A unusual statue of a Roman god famed for his strength has been discovered by Israeli excavators
The smooth white marble statue of Hercules, found at a recently opened dig in the Jezreel Valley, is about 50 centimetres tall. It is thought to be from the second century AD.
The northern Israeli site was a Jewish settlement in the third century and arch a eologists expect they will find a number of ancient treasures.
In their latest find, Hercules is depicted with the fruit of the first of his 12 labours, the skin of the Nemean lion.
Historians at the Israel Antiquities Authority said the statue was probably used as a decoration at a Roman bathhouse.

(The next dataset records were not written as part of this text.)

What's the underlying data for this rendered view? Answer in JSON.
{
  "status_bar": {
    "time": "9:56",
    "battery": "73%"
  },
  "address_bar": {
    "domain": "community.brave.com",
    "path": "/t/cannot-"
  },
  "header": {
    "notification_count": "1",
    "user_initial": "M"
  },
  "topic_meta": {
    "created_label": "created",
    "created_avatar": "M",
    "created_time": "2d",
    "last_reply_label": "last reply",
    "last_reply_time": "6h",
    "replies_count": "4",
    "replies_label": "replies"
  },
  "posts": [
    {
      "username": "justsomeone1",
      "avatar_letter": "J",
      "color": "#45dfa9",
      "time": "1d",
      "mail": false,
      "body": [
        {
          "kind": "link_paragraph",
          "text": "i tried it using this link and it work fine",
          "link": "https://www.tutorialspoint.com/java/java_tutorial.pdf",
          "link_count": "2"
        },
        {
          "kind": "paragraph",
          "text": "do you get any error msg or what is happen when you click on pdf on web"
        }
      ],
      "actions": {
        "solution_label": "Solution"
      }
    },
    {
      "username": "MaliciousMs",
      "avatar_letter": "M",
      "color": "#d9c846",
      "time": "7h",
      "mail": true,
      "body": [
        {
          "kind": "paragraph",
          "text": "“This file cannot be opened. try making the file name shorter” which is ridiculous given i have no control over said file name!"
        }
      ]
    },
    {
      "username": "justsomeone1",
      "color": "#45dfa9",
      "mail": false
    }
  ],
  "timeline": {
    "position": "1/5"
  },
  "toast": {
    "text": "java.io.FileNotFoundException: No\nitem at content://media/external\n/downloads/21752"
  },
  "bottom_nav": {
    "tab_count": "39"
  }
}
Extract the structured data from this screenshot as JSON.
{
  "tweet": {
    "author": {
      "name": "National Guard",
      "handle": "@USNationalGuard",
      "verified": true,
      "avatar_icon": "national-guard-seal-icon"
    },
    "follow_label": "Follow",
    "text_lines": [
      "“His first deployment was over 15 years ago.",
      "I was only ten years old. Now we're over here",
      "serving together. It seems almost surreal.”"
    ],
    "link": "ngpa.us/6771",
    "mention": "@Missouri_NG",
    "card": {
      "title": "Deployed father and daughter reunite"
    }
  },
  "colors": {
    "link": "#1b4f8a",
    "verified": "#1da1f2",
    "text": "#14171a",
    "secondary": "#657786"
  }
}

Dr Walid Atrash said it was the small size that made it a particularly special find. "It's unusual," he said. "Most statues of gods from this period were life-size."